February 18 1999
At Kent State University in Ohio, four students were killed by National Guardsmen during a protest against the Vietnam War. At the University of Kansas, the student union was burned. The computer center was bombed. A student was killed near the campus when a youthful crowd that had been dispersed, reassembled. Another youth was shot in Lawrence as police responded to a report of sniper fire.
Legislative support and public confidence were shaken -- badly. In 1971, the Kansas Legislature cut $130,000 from KU's budget.
Rusty Leffel, a senior in economics in 1970, was among a group KU student activists first known as the Phantom Five. "We began working behind the scenes to build responsible student involvement in university issues," Leffel said, recalling his senior year. He now practices law in Overland Park.
The Phantom Five's philosophy was simple: they wanted to be part of the solution, he said. "We weren't a secret organization. We just worked behind the scenes. We focused on issues."
"The campus was torn apart. Students were polarized between the far right and the far left," Leffel said.
In the fall 1970 semester, Leffel enrolled in law school at KU. The Phantom Five expanded to 17 and then to 100 or more students working to gain support for the university. They coined the name Students Concerned About Higher Education in Kansas.
They mimeographed leaflets to distribute at football games, asking people to write letters to editors in support of KU. They raised money and ran full-page ads in newspapers on campus and in Lawrence, Wichita and Kansas City.
The ads shouted: "WOULD YOU VOTE TO ABOLISH THE UNIVERSITY?
-- A Cause for Concern." Their ad listed things readers could do to support higher education. Students visited legislators in their hometowns and in Topeka and invited them to visit KU's campus. "Our objective was to build a better university," Leffel said. Their efforts left a legacy for student leadership at KU and in Kansas
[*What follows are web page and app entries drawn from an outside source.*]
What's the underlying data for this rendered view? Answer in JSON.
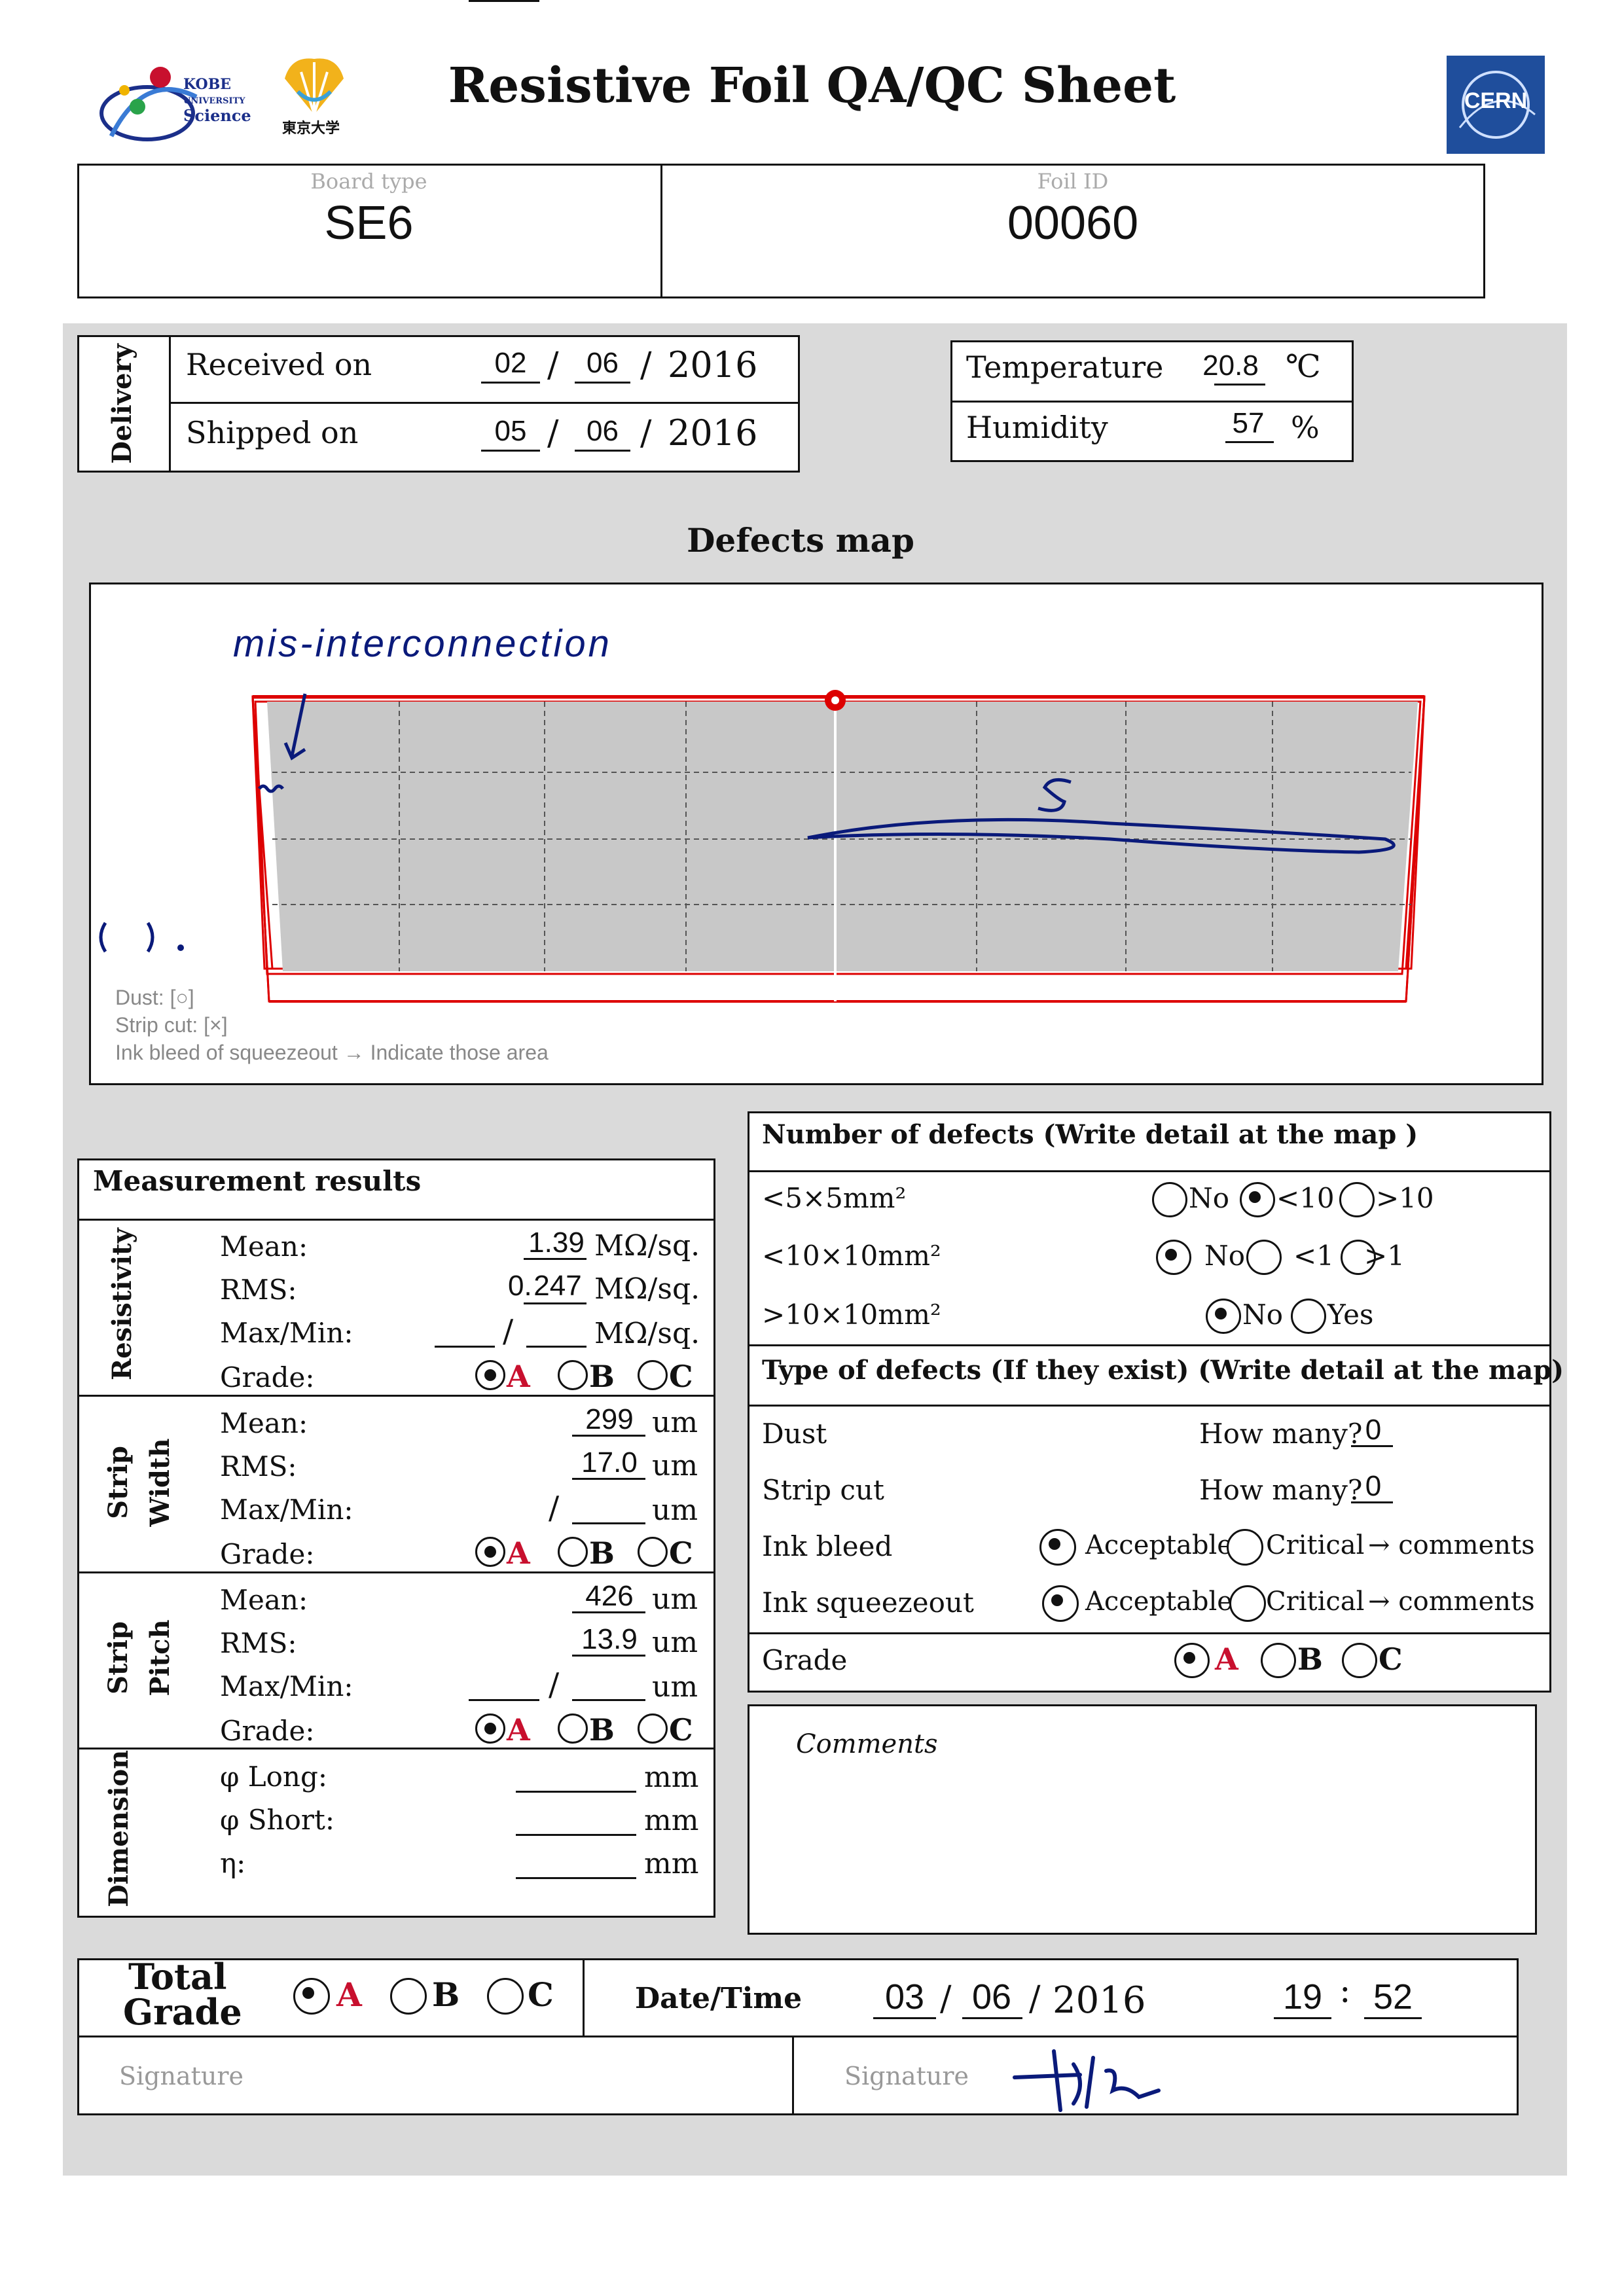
{
  "header": {
    "title": "Resistive Foil QA/QC Sheet",
    "kobe_logo": {
      "line1": "KOBE",
      "line2": "UNIVERSITY",
      "line3": "Science"
    },
    "tokyo_logo": {
      "text": "東京大学"
    },
    "cern_logo": {
      "text": "CERN"
    }
  },
  "ids": {
    "board_type_label": "Board type",
    "board_type_value": "SE6",
    "foil_id_label": "Foil ID",
    "foil_id_value": "00060"
  },
  "delivery": {
    "section_label": "Delivery",
    "received_label": "Received on",
    "received_day": "02",
    "received_month": "06",
    "received_year": "2016",
    "shipped_label": "Shipped on",
    "shipped_day": "05",
    "shipped_month": "06",
    "shipped_year": "2016",
    "slash": "/"
  },
  "environment": {
    "temperature_label": "Temperature",
    "temperature_value": "20.8",
    "temperature_unit": "℃",
    "humidity_label": "Humidity",
    "humidity_value": "57",
    "humidity_unit": "%"
  },
  "defects_map": {
    "title": "Defects map",
    "legend_dust": "Dust: [○]",
    "legend_strip_cut": "Strip cut: [×]",
    "legend_ink": "Ink bleed of squeezeout  →  Indicate those area",
    "annotation_misconnection": "mis-interconnection",
    "annotation_s": "S",
    "annotation_circle": "( ) ."
  },
  "measurement": {
    "title": "Measurement results",
    "resistivity": {
      "label": "Resistivity",
      "mean_label": "Mean:",
      "mean_value": "1.39",
      "mean_unit": "MΩ/sq.",
      "rms_label": "RMS:",
      "rms_prefix": "0.",
      "rms_value": "247",
      "rms_unit": "MΩ/sq.",
      "maxmin_label": "Max/Min:",
      "maxmin_unit": "MΩ/sq.",
      "grade_label": "Grade:",
      "grade_selected": "A"
    },
    "strip_width": {
      "label1": "Strip",
      "label2": "Width",
      "mean_label": "Mean:",
      "mean_value": "299",
      "mean_unit": "um",
      "rms_label": "RMS:",
      "rms_value": "17.0",
      "rms_unit": "um",
      "maxmin_label": "Max/Min:",
      "maxmin_unit": "um",
      "grade_label": "Grade:",
      "grade_selected": "A"
    },
    "strip_pitch": {
      "label1": "Strip",
      "label2": "Pitch",
      "mean_label": "Mean:",
      "mean_value": "426",
      "mean_unit": "um",
      "rms_label": "RMS:",
      "rms_value": "13.9",
      "rms_unit": "um",
      "maxmin_label": "Max/Min:",
      "maxmin_unit": "um",
      "grade_label": "Grade:",
      "grade_selected": "A"
    },
    "dimension": {
      "label": "Dimension",
      "long_label": "φ Long:",
      "long_unit": "mm",
      "short_label": "φ Short:",
      "short_unit": "mm",
      "eta_label": "η:",
      "eta_unit": "mm"
    },
    "grade_options": [
      "A",
      "B",
      "C"
    ]
  },
  "defects_count": {
    "title": "Number of defects (Write detail at the map )",
    "row1_label": "<5×5mm²",
    "row1_options": [
      "No",
      "<10",
      ">10"
    ],
    "row1_selected": "<10",
    "row2_label": "<10×10mm²",
    "row2_options": [
      "No",
      "<1",
      ">1"
    ],
    "row2_selected": "No",
    "row3_label": ">10×10mm²",
    "row3_options": [
      "No",
      "Yes"
    ],
    "row3_selected": "No"
  },
  "defects_type": {
    "title": "Type of defects (If they exist) (Write detail at the map)",
    "dust_label": "Dust",
    "dust_howmany_label": "How many?",
    "dust_count": "0",
    "stripcut_label": "Strip cut",
    "stripcut_howmany_label": "How many?",
    "stripcut_count": "0",
    "inkbleed_label": "Ink bleed",
    "inkbleed_selected": "Acceptable",
    "inksqueeze_label": "Ink squeezeout",
    "inksqueeze_selected": "Acceptable",
    "options": [
      "Acceptable",
      "Critical"
    ],
    "comments_arrow": "→  comments",
    "grade_label": "Grade",
    "grade_selected": "A"
  },
  "comments": {
    "label": "Comments"
  },
  "total": {
    "label1": "Total",
    "label2": "Grade",
    "grade_selected": "A",
    "datetime_label": "Date/Time",
    "day": "03",
    "month": "06",
    "year": "2016",
    "hour": "19",
    "minute": "52",
    "colon": ":",
    "signature_label_left": "Signature",
    "signature_label_right": "Signature"
  }
}
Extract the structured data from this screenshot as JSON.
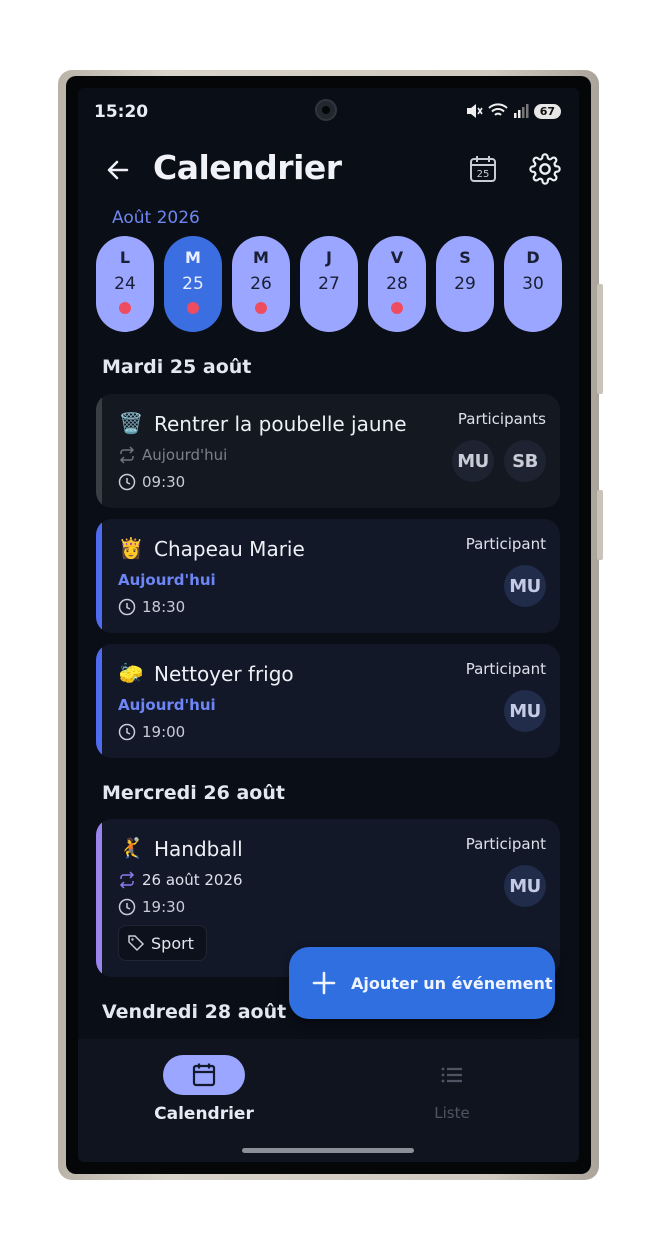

-- a formal student lobby for higher education. Today the student lobby is known as Student Legislative Awareness Board. When Leffel was preparing to graduate from law school in 1973, two classmates from his undergraduate years, Casey Eike and Jean Gorman, now Jean Gorman Rau, tried to think of a graduation present.
They decided to establish an award as an ongoing tribute to Leffel. "He came forward in a turbulent time at the university," Gorman Rau said in a recent phone interview. "We asked people to contribute. We weren't looking for grand amounts.
"We never dreamed that it would take off as it has," Gorman Rau said. "But I'm excited that something we started has become a way to recognize student leadership."
The first award was offered in 1973 and provided $25 in cash. Contributions to the fund have continued and compounded so that in 1998 three students each received $1,000 in cash.
Leffel, Eike and Gorman Rau will return to KU on Feb. 26 and 27 to celebrate 25 years of student leadership with many of the former Rusty Leffel Concerned Student award winners.
Story by Mary Jane Dunlap, University Relations, (785) 864-8853